KUALA LUMPUR: Pakatan Harapan should plan to win at least 80 seats in the coming general elections to become the largest coalition in Dewan Rakyat.
This will put the coalition in a better position to negotiate the formation of a new government, says Rafizi Ramli, the deputy presidential candidate in Parti Keadilan Rakyat (PKR) elections.
In an interview with Sin Chew Daily, Rafizi said based on the poll results of several state elections held recently, PH should be able to win 80 seats where Democratic Action Party (DAP) can win 35 seats, PKR 30, Parti Amanah Negara 10 and the rest from other anti-BN parties.
“If PH is the largest coalition in Dewan Rakyat, it will have the bargaining power to negotiate for forming a government,” he said.
“But how to win 80 seats? We will have to engage the fence-sitters as many seats won by PH, especially PKR, are mixed constituencies,” he said.
Rafizi said voter turnout for non-Malays were below 50% in the last three state elections.
If 65% to 70% non-Malay and urban Malay voters were to support PH in the coming election, and 5% of fence-sitters who supported Perikatan Nasional (PN) return to PH, then PH should be able to win in multi-cornered fights.
“We should work towards securing voters’ support. To win back the voters, we must not negotiate with Umno president Datuk Seri Ahmad Zahid Hamidi. Voters dislike this. We need to prove to voters we are not power-hungry,” he added.
‘No” to working with PN
Rafizi also said the combined votes for PH and PN seemed to be the easiest way out (in forming a government), but this was not what the voters wanted.
“Voters switched their support from PH to PN because of the former’s lackluster performance. If PH and PN were to form an alliance, the voters might turn to BN and this offers opportunity to Umno,” he explained.
Take the Johor state election as example, Rafizi said BN secured 40% of votes, PH 30% while Bersatu and PAS 27% each.
Based on mathematical calculation, will the combined votes of PH and PN really topple BN?
Rafizi said we should first know why voters supporting PH in 2018 switched to PN. Fence-sitters, especially the Malays who rejected Umno were equally unhappy with PH during its 22-month rule.

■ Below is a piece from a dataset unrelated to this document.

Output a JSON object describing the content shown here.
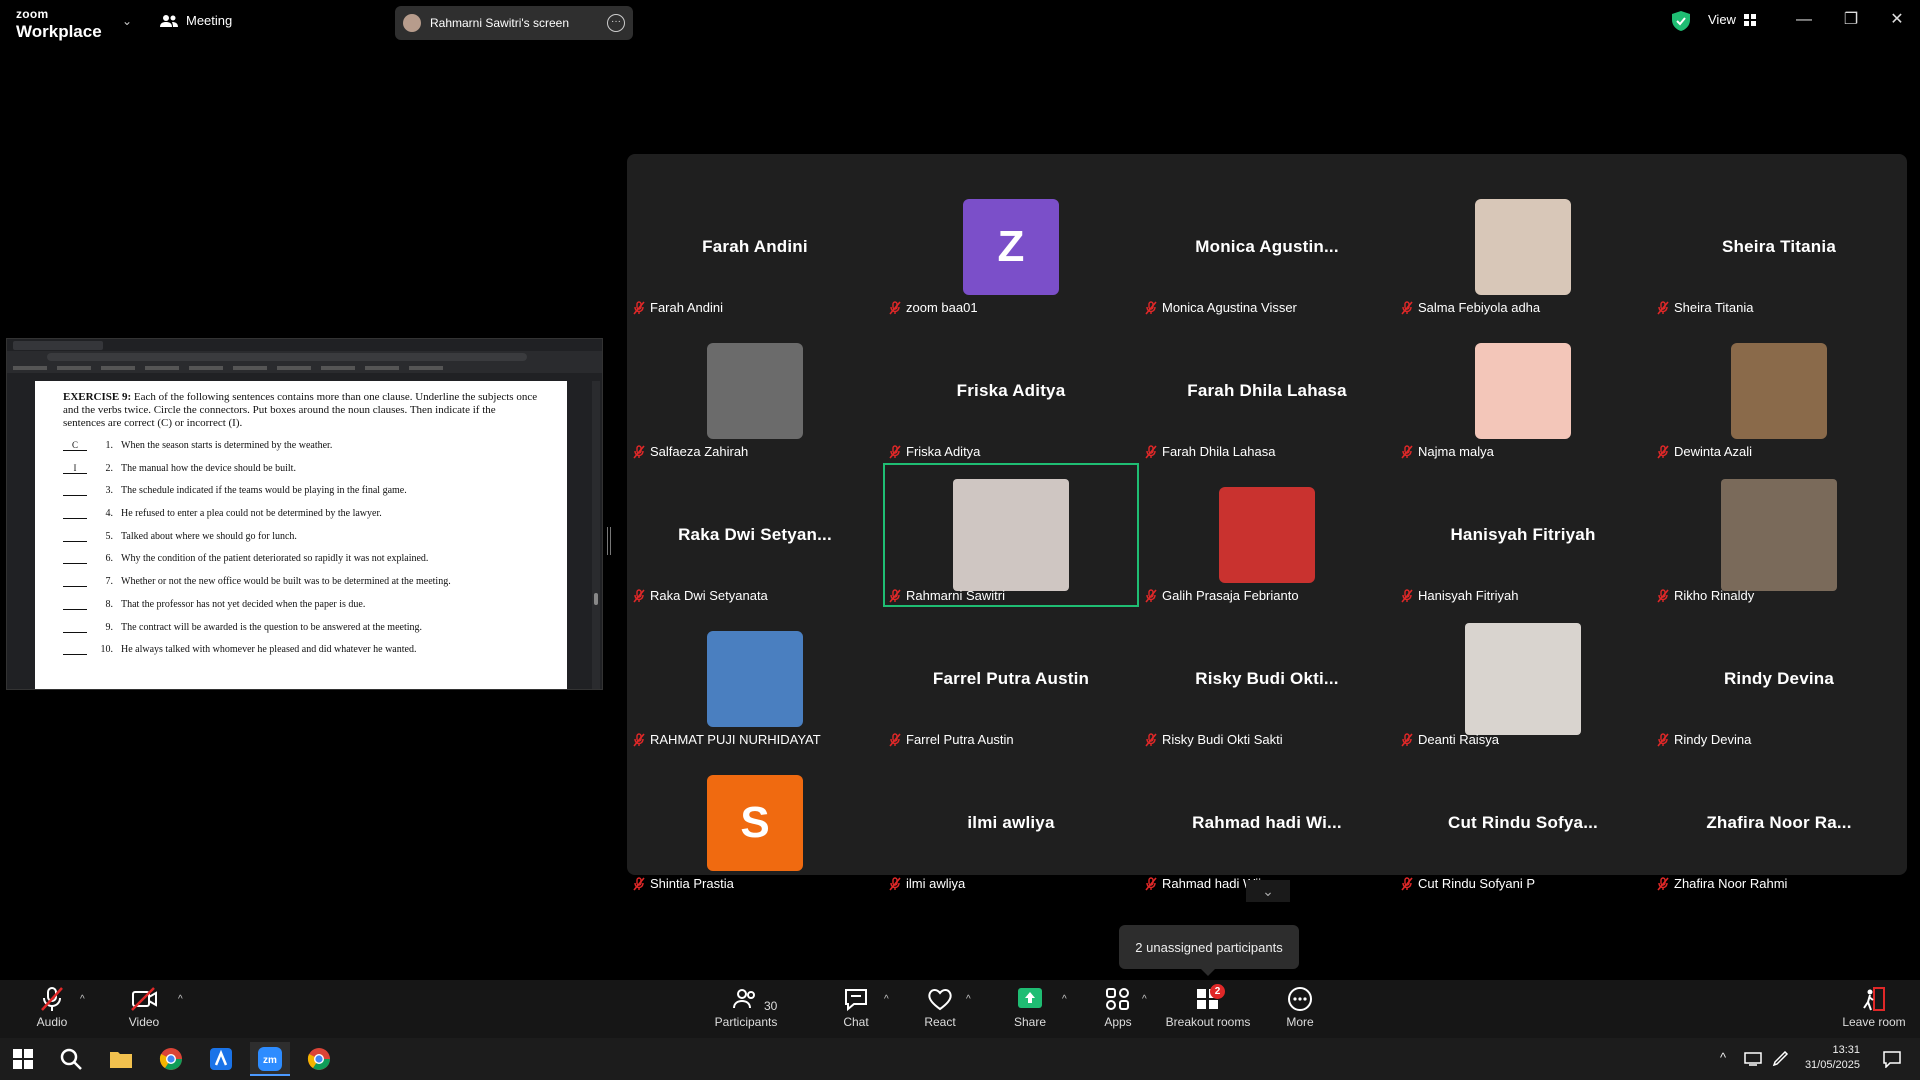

They felt that PH did not handle well the issues which touched on Malay sensitivities and switched to support Bersatu which is also against former prime minister Datuk Seri Najib Tun Razak and corruption.
Both Bersatu and PAS know how to handle Malay sensitivities.
Rafizi maintained that PKR president Datuk Seri Anwar Ibrahim was still the best person to unite all parties under PH.
“Anwar should continue to lead PH as he is still the most respected leader in the coalition,” he asserted.
On his personal stand, Rafizi is against working with Bersatu and PAS to form a new government even if the number of seats won by PH and BN is close.
This is because these two parties have betrayed PH, he explained.
Bersatu’s members of parliament have defected for their political survival, and working with the party will lead one to feel that PH is no different from them.
“I do not support working with them regardless of the outcome of the elections. We can work with parties from Sarawak and Sabah,” he said.
Nevertheless, the PH leadership could still make the final decision, he concluded.